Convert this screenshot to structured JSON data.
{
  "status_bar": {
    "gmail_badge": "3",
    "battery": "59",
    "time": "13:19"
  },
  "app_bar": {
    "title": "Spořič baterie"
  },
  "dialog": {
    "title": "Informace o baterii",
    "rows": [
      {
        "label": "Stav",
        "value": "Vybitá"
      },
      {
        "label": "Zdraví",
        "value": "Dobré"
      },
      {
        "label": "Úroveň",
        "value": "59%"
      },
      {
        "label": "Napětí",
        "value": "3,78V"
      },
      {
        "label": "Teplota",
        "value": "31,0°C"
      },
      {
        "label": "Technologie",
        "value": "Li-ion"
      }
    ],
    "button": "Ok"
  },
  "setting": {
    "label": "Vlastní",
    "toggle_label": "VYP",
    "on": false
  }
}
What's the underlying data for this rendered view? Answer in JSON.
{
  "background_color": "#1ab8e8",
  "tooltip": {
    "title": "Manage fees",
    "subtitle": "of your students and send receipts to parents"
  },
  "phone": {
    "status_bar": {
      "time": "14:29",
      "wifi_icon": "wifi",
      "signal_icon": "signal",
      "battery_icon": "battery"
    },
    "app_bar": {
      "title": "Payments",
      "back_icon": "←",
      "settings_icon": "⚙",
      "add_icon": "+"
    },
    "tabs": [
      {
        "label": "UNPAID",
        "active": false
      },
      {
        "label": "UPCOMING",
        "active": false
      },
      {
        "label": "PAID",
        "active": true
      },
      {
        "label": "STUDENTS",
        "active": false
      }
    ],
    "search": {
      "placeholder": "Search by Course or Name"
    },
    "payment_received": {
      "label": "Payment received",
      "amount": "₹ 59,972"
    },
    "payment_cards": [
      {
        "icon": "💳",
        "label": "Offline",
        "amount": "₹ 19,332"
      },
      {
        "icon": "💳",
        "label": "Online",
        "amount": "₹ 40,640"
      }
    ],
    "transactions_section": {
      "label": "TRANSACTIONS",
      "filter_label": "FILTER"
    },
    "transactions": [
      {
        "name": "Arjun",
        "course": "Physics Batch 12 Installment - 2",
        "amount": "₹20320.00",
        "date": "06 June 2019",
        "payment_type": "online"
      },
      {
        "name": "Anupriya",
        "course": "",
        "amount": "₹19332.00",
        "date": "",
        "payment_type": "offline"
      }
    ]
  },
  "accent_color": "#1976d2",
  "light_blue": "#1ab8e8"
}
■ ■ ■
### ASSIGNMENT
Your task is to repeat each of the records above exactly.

### WORKED SOLUTION
Convert this screenshot to structured JSON data.
{
  "status_bar": {
    "gmail_badge": "3",
    "battery": "59",
    "time": "13:19"
  },
  "app_bar": {
    "title": "Spořič baterie"
  },
  "dialog": {
    "title": "Informace o baterii",
    "rows": [
      {
        "label": "Stav",
        "value": "Vybitá"
      },
      {
        "label": "Zdraví",
        "value": "Dobré"
      },
      {
        "label": "Úroveň",
        "value": "59%"
      },
      {
        "label": "Napětí",
        "value": "3,78V"
      },
      {
        "label": "Teplota",
        "value": "31,0°C"
      },
      {
        "label": "Technologie",
        "value": "Li-ion"
      }
    ],
    "button": "Ok"
  },
  "setting": {
    "label": "Vlastní",
    "toggle_label": "VYP",
    "on": false
  }
}
What's the underlying data for this rendered view? Answer in JSON.
{
  "background_color": "#1ab8e8",
  "tooltip": {
    "title": "Manage fees",
    "subtitle": "of your students and send receipts to parents"
  },
  "phone": {
    "status_bar": {
      "time": "14:29",
      "wifi_icon": "wifi",
      "signal_icon": "signal",
      "battery_icon": "battery"
    },
    "app_bar": {
      "title": "Payments",
      "back_icon": "←",
      "settings_icon": "⚙",
      "add_icon": "+"
    },
    "tabs": [
      {
        "label": "UNPAID",
        "active": false
      },
      {
        "label": "UPCOMING",
        "active": false
      },
      {
        "label": "PAID",
        "active": true
      },
      {
        "label": "STUDENTS",
        "active": false
      }
    ],
    "search": {
      "placeholder": "Search by Course or Name"
    },
    "payment_received": {
      "label": "Payment received",
      "amount": "₹ 59,972"
    },
    "payment_cards": [
      {
        "icon": "💳",
        "label": "Offline",
        "amount": "₹ 19,332"
      },
      {
        "icon": "💳",
        "label": "Online",
        "amount": "₹ 40,640"
      }
    ],
    "transactions_section": {
      "label": "TRANSACTIONS",
      "filter_label": "FILTER"
    },
    "transactions": [
      {
        "name": "Arjun",
        "course": "Physics Batch 12 Installment - 2",
        "amount": "₹20320.00",
        "date": "06 June 2019",
        "payment_type": "online"
      },
      {
        "name": "Anupriya",
        "course": "",
        "amount": "₹19332.00",
        "date": "",
        "payment_type": "offline"
      }
    ]
  },
  "accent_color": "#1976d2",
  "light_blue": "#1ab8e8"
}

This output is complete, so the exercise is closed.